The Priesthood Of Anubis

The priesthood serving Anubis was exclusively male. Anubis’ priests often were attired in masks of their god fashioned from wood whilst performing rituals sacred to his cult. Anubis’ cult was centred on Cynopolis, which translates as “the city of the dog” in Upper Egypt. However, as with Egypt’s other gods, functioning shrines were erected in his honour across Egypt. That he was widely revered throughout Egypt is a testimony to the strength of Anubis following and his enduring popularity. As with numerous other Egyptian deities, Anubis’ cult survived well into later Egyptian history, thanks to his theological connection with those gods of other civilisations.

Veneration of Anubis offered ancient Egypt’s people the reassurance they sought that their body would be treated reverently and prepared for burial following their death. Anubis also held out the promise of protection for their soul in the afterlife, and that the soul’s life’s work would receive fair and impartial judgment. The ancient Egyptians share these hopes with their present-day contemporaries. Given this, Anubis enduring popularity and longevity, as a focus of ritual cult worship is easily understood.

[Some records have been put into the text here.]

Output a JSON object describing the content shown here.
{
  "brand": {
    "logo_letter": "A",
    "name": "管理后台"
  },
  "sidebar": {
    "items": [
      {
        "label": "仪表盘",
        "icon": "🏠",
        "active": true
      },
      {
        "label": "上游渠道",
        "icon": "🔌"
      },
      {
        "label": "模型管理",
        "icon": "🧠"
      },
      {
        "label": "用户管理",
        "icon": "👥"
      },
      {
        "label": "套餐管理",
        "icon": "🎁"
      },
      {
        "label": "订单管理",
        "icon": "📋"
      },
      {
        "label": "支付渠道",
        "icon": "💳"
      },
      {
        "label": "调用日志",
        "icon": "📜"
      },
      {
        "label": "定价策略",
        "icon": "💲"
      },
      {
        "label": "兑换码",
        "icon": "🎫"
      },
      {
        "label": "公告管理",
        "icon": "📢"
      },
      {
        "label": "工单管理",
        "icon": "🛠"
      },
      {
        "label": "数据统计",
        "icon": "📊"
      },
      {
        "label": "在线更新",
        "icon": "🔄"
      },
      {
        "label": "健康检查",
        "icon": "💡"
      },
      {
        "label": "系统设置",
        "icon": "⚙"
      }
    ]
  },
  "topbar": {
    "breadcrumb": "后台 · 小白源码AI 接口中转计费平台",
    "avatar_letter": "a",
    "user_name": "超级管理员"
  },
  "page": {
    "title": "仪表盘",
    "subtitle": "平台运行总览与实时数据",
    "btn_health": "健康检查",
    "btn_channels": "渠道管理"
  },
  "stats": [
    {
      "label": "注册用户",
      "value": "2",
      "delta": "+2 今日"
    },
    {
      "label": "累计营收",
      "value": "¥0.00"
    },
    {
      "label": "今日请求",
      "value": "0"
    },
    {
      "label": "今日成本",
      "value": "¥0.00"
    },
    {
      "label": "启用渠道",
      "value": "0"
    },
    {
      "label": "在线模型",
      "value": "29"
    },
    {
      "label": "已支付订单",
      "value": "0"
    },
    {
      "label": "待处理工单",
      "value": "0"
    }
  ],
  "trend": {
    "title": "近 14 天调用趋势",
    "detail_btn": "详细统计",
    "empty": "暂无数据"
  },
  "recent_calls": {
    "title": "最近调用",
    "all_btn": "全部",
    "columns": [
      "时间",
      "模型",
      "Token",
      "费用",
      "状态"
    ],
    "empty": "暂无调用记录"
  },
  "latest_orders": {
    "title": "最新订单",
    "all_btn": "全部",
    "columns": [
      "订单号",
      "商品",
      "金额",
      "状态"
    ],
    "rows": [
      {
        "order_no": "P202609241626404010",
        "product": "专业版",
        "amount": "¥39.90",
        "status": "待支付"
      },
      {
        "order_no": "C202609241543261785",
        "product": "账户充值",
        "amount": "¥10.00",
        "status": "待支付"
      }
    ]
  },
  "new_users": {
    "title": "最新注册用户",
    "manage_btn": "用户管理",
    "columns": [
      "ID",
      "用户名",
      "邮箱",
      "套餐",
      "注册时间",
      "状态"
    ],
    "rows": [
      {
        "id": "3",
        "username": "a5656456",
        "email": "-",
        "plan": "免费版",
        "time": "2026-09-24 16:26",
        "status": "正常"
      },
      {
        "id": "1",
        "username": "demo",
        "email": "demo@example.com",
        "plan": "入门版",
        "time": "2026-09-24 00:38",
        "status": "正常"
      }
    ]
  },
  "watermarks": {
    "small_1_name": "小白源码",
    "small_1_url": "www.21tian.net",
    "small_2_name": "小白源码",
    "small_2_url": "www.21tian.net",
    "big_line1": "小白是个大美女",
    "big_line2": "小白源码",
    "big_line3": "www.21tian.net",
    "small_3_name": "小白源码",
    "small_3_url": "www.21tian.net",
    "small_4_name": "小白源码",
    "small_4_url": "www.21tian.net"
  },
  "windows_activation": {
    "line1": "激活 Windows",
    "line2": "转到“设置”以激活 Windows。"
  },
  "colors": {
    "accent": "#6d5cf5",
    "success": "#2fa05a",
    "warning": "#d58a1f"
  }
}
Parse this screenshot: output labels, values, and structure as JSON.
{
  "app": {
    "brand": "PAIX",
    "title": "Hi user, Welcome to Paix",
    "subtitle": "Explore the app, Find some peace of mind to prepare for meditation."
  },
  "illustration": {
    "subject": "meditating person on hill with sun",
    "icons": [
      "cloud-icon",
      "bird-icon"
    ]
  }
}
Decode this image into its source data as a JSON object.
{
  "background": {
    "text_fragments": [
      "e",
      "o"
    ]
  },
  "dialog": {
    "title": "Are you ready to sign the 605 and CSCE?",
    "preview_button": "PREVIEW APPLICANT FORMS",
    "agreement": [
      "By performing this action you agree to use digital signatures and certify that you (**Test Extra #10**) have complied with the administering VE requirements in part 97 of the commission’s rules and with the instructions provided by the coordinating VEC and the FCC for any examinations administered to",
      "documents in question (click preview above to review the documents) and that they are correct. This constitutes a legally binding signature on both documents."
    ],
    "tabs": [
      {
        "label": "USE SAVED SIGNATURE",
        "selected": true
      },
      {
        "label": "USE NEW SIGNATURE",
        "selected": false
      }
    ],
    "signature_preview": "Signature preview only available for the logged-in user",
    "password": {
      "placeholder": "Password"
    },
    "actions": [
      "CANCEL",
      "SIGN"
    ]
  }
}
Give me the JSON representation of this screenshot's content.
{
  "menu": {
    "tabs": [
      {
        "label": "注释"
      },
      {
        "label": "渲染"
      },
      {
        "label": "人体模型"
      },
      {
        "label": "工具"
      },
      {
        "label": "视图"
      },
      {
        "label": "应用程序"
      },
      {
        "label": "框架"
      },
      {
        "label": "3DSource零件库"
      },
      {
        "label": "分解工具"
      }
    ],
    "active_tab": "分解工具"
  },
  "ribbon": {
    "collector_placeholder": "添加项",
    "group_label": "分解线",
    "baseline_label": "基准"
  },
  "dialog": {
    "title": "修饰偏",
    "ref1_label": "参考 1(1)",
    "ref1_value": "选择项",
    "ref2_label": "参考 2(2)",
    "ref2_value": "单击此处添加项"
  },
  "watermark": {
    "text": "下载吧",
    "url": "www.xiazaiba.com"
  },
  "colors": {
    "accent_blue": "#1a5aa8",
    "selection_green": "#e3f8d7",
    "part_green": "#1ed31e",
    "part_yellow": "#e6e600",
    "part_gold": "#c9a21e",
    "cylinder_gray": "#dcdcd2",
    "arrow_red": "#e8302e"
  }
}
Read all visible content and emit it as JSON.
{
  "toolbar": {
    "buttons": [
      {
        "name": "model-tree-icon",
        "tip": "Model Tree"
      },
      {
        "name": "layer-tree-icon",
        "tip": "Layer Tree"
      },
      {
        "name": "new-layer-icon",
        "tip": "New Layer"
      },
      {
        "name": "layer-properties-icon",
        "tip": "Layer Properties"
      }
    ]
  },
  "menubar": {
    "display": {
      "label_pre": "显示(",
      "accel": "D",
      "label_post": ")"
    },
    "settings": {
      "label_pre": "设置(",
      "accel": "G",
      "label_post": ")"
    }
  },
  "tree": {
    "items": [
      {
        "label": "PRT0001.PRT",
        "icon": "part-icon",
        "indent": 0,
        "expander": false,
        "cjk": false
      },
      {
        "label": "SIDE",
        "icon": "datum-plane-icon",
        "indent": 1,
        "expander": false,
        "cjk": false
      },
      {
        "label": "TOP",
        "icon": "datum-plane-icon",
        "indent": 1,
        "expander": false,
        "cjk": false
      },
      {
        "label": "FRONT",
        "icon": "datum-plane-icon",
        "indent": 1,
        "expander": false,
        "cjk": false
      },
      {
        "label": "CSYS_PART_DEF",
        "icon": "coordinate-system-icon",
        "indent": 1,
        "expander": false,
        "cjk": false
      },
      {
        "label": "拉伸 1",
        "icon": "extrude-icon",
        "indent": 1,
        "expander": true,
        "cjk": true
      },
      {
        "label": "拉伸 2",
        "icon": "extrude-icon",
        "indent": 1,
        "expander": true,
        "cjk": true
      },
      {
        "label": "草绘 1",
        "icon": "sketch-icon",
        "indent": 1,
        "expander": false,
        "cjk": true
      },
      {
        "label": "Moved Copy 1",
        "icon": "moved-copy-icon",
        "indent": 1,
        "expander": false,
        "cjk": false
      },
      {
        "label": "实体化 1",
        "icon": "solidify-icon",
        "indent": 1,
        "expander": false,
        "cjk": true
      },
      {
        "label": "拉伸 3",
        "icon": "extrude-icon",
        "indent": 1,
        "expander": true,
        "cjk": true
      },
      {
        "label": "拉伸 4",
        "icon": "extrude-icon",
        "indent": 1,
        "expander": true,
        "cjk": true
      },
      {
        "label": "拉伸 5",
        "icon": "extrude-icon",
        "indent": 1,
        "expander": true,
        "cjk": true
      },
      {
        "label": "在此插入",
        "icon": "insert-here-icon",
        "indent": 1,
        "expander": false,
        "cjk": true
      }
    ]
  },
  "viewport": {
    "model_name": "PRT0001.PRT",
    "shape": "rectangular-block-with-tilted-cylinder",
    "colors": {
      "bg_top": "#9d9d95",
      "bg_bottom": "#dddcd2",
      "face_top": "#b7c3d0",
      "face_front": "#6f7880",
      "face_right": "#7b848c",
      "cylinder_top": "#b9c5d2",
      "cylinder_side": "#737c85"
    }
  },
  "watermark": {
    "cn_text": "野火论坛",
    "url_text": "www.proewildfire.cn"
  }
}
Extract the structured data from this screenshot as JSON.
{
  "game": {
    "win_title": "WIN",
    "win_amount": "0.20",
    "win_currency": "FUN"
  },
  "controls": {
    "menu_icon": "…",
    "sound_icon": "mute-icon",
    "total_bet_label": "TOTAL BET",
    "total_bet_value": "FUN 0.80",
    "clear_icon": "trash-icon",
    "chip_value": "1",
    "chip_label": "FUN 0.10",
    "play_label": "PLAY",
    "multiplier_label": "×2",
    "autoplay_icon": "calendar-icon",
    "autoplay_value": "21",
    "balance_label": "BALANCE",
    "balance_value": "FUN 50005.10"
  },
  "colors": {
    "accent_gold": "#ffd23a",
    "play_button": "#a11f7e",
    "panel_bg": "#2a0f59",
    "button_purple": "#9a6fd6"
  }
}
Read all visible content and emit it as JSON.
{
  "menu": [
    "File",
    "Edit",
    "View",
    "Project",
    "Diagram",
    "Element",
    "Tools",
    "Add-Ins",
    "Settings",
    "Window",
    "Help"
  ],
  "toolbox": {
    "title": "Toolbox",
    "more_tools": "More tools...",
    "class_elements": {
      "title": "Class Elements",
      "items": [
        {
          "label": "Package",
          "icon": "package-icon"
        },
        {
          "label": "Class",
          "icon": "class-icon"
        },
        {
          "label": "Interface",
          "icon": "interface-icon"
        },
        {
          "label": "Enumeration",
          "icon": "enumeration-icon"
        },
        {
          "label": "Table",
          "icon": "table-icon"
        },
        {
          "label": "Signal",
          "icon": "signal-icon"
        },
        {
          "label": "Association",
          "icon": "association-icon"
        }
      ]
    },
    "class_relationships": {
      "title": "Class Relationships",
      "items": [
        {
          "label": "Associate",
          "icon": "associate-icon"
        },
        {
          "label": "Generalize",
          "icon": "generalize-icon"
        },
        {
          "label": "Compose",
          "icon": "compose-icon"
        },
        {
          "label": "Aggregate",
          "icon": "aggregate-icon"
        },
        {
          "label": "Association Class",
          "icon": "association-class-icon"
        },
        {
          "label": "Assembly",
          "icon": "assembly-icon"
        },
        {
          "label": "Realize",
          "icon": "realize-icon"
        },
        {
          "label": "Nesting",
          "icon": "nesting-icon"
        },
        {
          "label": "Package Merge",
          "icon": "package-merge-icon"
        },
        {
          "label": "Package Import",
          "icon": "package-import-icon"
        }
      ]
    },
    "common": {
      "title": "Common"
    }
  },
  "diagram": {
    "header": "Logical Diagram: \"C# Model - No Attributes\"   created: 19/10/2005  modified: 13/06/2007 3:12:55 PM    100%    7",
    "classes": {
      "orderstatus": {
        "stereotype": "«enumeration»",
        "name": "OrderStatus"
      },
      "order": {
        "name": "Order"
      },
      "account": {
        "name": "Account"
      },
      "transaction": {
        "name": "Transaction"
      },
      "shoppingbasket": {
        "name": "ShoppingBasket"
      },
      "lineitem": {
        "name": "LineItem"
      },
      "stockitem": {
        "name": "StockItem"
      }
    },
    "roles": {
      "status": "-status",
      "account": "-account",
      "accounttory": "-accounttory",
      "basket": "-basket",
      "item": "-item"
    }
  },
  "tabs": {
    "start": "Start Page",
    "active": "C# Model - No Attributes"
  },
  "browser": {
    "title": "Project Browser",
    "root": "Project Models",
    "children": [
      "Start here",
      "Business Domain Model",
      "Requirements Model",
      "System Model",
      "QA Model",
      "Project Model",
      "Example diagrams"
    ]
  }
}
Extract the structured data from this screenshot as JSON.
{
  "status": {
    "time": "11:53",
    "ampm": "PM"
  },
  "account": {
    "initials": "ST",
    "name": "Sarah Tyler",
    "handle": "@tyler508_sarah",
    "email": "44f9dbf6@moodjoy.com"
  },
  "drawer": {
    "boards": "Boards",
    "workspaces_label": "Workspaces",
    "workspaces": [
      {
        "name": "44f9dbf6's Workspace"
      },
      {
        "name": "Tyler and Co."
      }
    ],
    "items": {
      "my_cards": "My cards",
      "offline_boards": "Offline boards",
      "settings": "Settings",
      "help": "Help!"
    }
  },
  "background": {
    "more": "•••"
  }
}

Today, Anubis’ image remains amongst the most easily recognizable of all the gods in the Egyptian pantheon and reproductions of his tomb paintings and statues remain popular, particularly amongst dog lovers today.

Image Of A God

Perhaps Howard Carter discovered the single most well-recognised image of the dog-headed god Anubis that has come down to us when he discovered Tutankhamun‘s tomb. The reclining figure was set as a guardian for a side room running off Tutankhamun’s main burial chamber. The carved wooden figure was positioned ahead of the shrine, containing Tutankhamun’s canopic chest.

The finely carved wood statue reclines gracefully in a sphinx-like pose. Draped in a shawl when it was first found, the Anubis image adorns a glittering gilt plinth complete with attached poles to enable the image to be carried in a sacred procession. This sleek representation of Anubis in his dog-like form is considered to be one of the masterpieces of ancient Egyptian animal sculpture.

Reflecting On The Past

What is it about death and the possibility of an afterlife that so captivates us? Anubis’ enduring popularity has its base in humanity’s deepest fears and greatest hopes, concepts, which effortlessly span epochs and cultures.

Header image courtesy:  Grzegorz Wojtasik via Pexels